My baby girl was stillborn over a year ago, and just a couple of weeks ago, my husband’s step-dad said to us that if it had to happen, it was “better that it happened the way it did, before you got a chance to know her.” I was so stunned by that comment, I didn’t know how to reply. The truth is, that before I lost my own child, I probably would have thought the same thing. But I don’t know a single bereaved parent who would wish for LESS time with his or her child. Far from it being easier to not have known her, I constantly wonder what she would have been like, and I don’t have any happy memories of her to look back on. I envy any parent who has time with his or her child. But that’s NOT to say it would be easier or “better” to have lost her at any other point in her life. There is no “better” when it comes to the death of a child. I like the way you put it–manure stew or manure casserole. Either way, it’s completely shitty. And unfair.
I have thought about this myself, my father died suddenly. I have friends who have lost their fathers after long battles. I really can’t say which one is “better” Its shitty either way.
I can say that the MINUTE I saw Maddie’s face I adored her. I am a preemie mom too, my daughter was born at 29 weeks. Something about Maddie stole my heart. I think about her often, and you guys. My daughter was born just a few months before Maddie. Her life mattered to me, and I am truly different having known her .
Alexandra :) says:

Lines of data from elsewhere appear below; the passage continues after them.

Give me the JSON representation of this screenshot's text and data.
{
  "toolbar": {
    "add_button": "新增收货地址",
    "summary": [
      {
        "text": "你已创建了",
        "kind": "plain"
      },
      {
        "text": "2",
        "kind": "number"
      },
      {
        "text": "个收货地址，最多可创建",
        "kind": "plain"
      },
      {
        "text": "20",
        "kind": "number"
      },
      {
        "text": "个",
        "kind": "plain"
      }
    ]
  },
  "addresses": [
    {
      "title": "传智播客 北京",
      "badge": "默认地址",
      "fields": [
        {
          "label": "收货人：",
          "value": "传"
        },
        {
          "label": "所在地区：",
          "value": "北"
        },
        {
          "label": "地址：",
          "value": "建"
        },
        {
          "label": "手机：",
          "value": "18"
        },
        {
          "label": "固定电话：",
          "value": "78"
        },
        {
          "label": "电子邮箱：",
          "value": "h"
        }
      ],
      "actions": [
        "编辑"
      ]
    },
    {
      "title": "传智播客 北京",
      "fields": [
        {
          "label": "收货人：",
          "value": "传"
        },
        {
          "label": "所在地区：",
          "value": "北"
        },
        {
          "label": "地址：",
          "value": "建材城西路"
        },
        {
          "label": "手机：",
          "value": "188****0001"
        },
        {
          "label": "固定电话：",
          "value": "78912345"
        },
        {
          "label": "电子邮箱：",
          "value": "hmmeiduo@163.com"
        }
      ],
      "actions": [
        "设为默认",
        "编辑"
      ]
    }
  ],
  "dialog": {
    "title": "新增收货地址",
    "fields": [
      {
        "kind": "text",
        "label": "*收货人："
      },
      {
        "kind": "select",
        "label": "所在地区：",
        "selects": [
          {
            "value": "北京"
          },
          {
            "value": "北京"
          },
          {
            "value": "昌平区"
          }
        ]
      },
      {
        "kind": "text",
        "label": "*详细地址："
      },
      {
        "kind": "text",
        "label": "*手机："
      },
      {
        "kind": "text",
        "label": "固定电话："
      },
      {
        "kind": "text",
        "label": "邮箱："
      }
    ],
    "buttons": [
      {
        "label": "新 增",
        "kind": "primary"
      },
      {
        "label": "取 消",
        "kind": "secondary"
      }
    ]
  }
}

For whatever it’s worth, I can definitely tell you that Madeline’s life mattered to me. I really hate that I didn’t know about her until after she died and I hate that she’s not here now. I love her eyes and her curly hair. I love watching videos of her (one of my favorite has always been the one with her singing and busting a move in her high chair, also Maddie’s music video always makes me smile). She was a gorgeous little girl and the world became a lesser place when it lost her.